Located on the busy Chan Road, this humble khao tom pla (soft-boiled rice with fish, B90) joint might not be a centuries-old institution but who cares, once you try their fresh seafood. The fish, shrimp and squid all seem to come from another planet they’re so huge, meaning you certainly get your money’s worth. As for their khao tom, the broth is well-balanced, slightly peppery and without any hint of fishiness.
Chan Rd. (in front of Soi 32/2), 02-211-0829. Open daily 5pm-midnight

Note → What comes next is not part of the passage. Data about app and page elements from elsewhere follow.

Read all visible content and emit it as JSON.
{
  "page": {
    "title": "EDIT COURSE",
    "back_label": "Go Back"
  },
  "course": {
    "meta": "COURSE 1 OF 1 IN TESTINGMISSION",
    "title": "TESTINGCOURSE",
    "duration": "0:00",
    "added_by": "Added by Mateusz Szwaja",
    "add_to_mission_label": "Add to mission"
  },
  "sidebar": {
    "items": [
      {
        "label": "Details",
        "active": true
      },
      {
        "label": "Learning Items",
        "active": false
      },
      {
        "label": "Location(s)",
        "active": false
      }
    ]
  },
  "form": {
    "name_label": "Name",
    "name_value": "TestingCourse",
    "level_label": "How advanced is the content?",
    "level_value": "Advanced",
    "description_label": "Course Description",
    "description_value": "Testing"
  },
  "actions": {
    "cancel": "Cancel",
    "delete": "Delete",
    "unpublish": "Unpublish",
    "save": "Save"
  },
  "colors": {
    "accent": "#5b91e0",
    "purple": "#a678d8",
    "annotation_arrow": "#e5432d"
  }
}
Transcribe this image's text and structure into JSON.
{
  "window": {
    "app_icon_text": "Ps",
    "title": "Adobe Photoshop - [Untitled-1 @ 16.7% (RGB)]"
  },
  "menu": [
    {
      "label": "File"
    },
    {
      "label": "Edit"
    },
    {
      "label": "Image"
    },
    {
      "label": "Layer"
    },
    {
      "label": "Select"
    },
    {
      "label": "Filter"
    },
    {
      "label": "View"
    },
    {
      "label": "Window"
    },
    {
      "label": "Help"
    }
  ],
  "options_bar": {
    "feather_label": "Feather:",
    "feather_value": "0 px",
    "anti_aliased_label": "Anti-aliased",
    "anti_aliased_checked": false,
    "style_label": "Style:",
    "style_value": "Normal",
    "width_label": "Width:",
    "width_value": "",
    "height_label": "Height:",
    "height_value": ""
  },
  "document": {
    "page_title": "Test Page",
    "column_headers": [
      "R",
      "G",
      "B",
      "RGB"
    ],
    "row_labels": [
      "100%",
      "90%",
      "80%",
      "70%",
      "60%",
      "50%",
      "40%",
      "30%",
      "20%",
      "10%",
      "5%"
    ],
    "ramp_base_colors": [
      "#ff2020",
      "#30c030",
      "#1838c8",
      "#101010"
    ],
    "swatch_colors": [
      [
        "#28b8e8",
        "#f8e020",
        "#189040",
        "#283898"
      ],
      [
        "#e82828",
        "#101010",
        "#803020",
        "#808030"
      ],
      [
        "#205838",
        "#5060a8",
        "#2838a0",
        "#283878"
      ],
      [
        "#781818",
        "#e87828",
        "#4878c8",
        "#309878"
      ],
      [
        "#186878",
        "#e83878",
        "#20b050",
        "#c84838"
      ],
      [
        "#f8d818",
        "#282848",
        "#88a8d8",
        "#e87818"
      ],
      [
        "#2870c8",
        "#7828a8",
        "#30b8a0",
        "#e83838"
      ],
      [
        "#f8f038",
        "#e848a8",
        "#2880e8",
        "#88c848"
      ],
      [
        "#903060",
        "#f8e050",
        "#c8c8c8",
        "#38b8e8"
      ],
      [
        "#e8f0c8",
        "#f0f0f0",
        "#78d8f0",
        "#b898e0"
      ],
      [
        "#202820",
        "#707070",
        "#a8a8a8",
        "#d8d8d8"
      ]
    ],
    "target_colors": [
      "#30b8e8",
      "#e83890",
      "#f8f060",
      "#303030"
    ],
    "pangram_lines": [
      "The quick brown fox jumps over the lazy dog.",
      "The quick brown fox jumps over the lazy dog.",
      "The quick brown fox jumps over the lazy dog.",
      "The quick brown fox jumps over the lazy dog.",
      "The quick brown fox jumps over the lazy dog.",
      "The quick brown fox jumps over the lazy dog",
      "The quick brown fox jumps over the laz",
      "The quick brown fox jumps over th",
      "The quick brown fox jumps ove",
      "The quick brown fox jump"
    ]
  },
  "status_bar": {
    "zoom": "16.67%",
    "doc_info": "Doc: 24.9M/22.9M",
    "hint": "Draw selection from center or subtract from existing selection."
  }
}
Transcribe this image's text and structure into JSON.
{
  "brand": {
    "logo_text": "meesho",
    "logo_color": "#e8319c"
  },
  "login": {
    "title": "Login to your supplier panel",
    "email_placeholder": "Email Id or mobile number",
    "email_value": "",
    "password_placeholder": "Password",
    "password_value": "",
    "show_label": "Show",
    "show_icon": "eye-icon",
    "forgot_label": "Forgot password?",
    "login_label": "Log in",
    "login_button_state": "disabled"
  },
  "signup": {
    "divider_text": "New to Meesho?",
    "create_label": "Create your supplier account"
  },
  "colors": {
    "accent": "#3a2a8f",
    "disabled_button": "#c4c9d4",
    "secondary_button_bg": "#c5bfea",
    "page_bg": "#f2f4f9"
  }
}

Legend has it that the way guay tiew ruea (boat noodles) are sometimes mixed with blood was started by the Chinese who would store thier beef on a sieve covered with ice. The blood would drip down into a pan and they would use it to make the soup more flavorful. We, of course, don’t know what the original version tasted like, but we do know that this shophouse serves up a pretty mean bowl. Forget the famous guay tiew ruea Rangsit, and come here for truly deepflavored broth with tender pork (B40).
Nanglinchee Soi 5, 084-159-7393, 082-687- 7966. Open daily 7am-2pm
Almost everything at Salim Porn Charoen is homemade. Featuring fragrant candle-scented coconut milk, the maprao kati (coconut, B30) is rich, almost sinfully so, while the smooth, silky texture will have you calling for seconds. Of course, you can choose your own flavor by adding the likes of salim (grass noodles) and tubtim krob (water chestnut) though disappointingly, the latter is not as good as it used to be.
Soi Sampeng (200 meters from the beginning of the soi), Chakkaphet Rd. Open daily 9am-4pm
This place takes their bua loy (taro balls in coconut milk) pretty seriously. While the very popular bua loy joint in Phaholyothin is now closed, this one is also a strong contender. The colorful array of little balls are a really chewy delight served with fresh coconut milk that’s not too sweet, fragrant and perfectly thick and rich.
Charoennakorn Rd. (Klongsan Pier), 081-697- 5971. Open daily 1-7:30pm
Known as Somtam Khaya for its location, on the quieter side of Thammasat University Tha Prachan Campus, this stall may be small but it does a roaring trade. Despite its somewhat dodgy, burnt appearance, its fried chicken is a real treat. Marinated with spices and coated in a flavorful flour, the outside is nice and crispy while the flesh is simply succulent. If you pop in after noon, don’t expect any chicken though, as most will have been snapped up already.
16 August Rd. (right at the Phra Arthit entrance of Thammasat University). Open Mon-Fri 10am- 3pm
Lim Lao Sa occupies an old and charming space down a small alley. Open for more than 50 years, it’s now helmed by the second generation who are sticking to their family’s Teochew recipes. Everything’s homemade, from the giew pla (fish dumplings) to the fishballs in the guay tiew pla (noodles with fish, B60). The flavor is marvelous, as is the place: seat yourself by the pastel-framed windows as you contemplate your order of bamee (egg noodles), which features a sour sauce that gives the dish a welcome edge. The sen yai (rice noodles) is pretty unique, too—much lighter than you get at most places, so you needn’t feel guilty about ordering a second bowl. Do call ahead as opening times can vary and don’t mistake them for the other stalls around Bangkok boasting of using the same recipe under the Lim Lao Sa name.
Songwad Rd., 083-138-3636. Open daily 5:30- 10pm
Run by a grandma and her daughter, this stall is a shrine to the ever-comforting dessert that is kanom bueng (Thai pancake with stuffing). Here, you can be sure your B20 gets you a resolutely homemade treat: the foy thong (sweetened egg yolk) is not too sweet, while the coconut tastes fresh with a wonderfully fluffy texture. The pancake itself is thin, crispy and addictive. It’s fair to say that the opening times here can be pretty inconsistent—your safest bet for getting a delicious dessert is late afternoon (3pm-6pm).
In front of Ladprao Soi 33.
There’s nothing too revolutionary here, just one big, super-satisfying bowl of rad naa (noodles in gravy). The gravy is flavorful, perfectly balanced, while the pork is well seasoned and juicy. Just be warned that the sen yai (rice noodles) usually runs out around noon.
Soi Saladaeng, Silom Rd., 081-931-3380. Open daily 10am-3pm